  • Signs and symptoms (objective data)
    • Identify organ system involved
Quickly review history and correlate to signs and symptoms:
  • Allergies
  • Current medications
  • Past and present illnesses
  • Last oral intake of food
  • Events leading up to the emerging event

Physical signs and symptoms are produced by physical causes and must be recognized before a physical problem can be diagnosed and treated. Without at least a presumptive or working diagnosis there is nothing to treat. Based on symptoms analysis, medical emergencies can be characterized as altered consciousness; chest pain; and ventilatory, allergic (pruritus, urticaria, angioedema), neurogenic (i.e., sensory, affective, motor), and toxic events (Box I).

Box I. Potential Medical Emergencies Based of Symptom Analysis during Secondary Survey.

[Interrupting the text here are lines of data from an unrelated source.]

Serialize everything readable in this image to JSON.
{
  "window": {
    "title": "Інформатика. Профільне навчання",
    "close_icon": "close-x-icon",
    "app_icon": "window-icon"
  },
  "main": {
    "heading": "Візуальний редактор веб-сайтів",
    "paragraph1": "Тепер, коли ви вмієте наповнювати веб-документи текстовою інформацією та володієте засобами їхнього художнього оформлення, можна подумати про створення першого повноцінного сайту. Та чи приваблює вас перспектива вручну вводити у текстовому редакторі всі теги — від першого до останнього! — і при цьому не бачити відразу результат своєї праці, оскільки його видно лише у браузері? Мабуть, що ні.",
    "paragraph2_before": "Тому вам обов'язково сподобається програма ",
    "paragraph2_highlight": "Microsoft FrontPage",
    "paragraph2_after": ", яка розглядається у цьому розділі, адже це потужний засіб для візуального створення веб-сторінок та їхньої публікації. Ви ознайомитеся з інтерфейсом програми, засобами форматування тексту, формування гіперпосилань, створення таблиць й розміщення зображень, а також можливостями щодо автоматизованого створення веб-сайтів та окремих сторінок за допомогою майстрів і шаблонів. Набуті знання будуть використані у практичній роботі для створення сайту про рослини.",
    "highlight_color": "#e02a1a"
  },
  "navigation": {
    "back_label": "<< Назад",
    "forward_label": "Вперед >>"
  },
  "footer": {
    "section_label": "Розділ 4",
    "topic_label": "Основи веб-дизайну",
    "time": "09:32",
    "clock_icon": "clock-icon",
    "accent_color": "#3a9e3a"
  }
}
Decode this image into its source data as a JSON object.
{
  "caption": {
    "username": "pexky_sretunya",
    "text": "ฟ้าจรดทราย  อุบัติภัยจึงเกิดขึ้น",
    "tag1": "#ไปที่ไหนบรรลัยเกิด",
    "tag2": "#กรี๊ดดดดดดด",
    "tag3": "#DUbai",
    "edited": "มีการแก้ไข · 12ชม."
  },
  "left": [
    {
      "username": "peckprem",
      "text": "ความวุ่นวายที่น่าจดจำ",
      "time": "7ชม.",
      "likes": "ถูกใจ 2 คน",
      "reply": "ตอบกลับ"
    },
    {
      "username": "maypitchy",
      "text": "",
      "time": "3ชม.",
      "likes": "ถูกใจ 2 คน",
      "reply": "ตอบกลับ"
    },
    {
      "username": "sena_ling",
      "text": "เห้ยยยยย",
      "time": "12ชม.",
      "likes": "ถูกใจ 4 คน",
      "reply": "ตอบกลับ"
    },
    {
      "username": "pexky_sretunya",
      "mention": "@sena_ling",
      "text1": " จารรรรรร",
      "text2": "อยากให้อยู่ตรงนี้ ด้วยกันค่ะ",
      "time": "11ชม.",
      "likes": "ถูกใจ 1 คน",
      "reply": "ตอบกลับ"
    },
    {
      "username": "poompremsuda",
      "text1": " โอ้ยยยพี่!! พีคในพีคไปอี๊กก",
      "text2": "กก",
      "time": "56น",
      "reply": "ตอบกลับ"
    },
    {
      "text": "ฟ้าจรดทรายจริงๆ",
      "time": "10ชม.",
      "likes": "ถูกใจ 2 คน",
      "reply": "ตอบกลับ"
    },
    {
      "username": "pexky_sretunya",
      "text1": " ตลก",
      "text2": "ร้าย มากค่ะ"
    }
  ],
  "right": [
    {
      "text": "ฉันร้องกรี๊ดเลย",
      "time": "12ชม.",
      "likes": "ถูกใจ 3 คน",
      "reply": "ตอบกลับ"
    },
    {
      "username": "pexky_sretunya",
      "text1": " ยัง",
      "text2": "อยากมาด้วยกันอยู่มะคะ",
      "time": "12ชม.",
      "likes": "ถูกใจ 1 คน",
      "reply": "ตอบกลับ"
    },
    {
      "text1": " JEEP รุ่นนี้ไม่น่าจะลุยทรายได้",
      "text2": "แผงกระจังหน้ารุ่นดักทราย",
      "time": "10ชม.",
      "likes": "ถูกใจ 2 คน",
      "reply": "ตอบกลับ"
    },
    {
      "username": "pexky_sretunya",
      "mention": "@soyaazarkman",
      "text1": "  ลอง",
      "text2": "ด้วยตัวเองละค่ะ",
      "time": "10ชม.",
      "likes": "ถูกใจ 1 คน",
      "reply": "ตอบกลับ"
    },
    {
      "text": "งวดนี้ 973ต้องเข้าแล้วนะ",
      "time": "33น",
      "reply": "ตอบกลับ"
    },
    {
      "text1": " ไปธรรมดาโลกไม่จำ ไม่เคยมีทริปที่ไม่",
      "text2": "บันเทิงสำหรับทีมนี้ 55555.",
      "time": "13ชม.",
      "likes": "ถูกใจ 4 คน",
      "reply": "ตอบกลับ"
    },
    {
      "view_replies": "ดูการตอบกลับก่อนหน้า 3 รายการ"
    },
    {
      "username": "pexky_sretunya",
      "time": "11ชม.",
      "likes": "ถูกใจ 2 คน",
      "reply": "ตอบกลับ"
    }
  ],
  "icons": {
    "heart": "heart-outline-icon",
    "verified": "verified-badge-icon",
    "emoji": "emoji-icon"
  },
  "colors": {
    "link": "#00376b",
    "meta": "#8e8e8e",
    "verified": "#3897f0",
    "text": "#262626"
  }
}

SymptomsPrimary Working DiagnosesSecondary Working Diagnoses
Altered consciousness
  • Syncope
  • Postural hypotension
  • Hypoglycemia
  • Anaphylaxis
  • Cardiac arrest
  • Seizure
  • Cerebrovascular accident
  • Hyperglycemia
Chest pain
  • Angina pectoris
  • Myocardial infarction
  • With tachycardia
    • Syncope
    • Hyperventilation
    • Airway obstruction
    • Sympathetic reaction
    • Thyrotoxicosis
    • Panic attack
    • Hypertension
  • With bradycardia
    • Drug overdose
  • With deceased BP
    • Syncope
    • Postural hypotension
    • Anaphylaxis
    • Cardiac arrest
    • Adrenal insufficiency
    • Allergic reactions
Ventilation failure
  • Hyperventilation
  • Asthma
  • COPD
  • Airway obstruction
  • Anaphylaxis
  • Myocardial infarction
  • Drug overdose
  • Hyperglycemia
Pruritus, urticaria, angioedema
  • Pruritus
  • Urticaria
  • Angioedema
  • Anaphylaxis
  • Delayed hypersensitivity reaction
Altered sensory, affective and/or motor function
  • Seizure
  • Cerebrovascular accident
  • Syncope
  • Hyperventilation
  • Hypoglycemia
*Airway obstruction, respiratory arrest, and cardiac arrest are discussed under primary survey.
**Rare office emergencies (e.g., thyrotoxicosis, Addisonian crisis and emergencies that evolve over hours or days (e.g., advanced diabetic ketoacidosis, extreme hyperosmolarity) are mentioned, but no separate protocols are presented.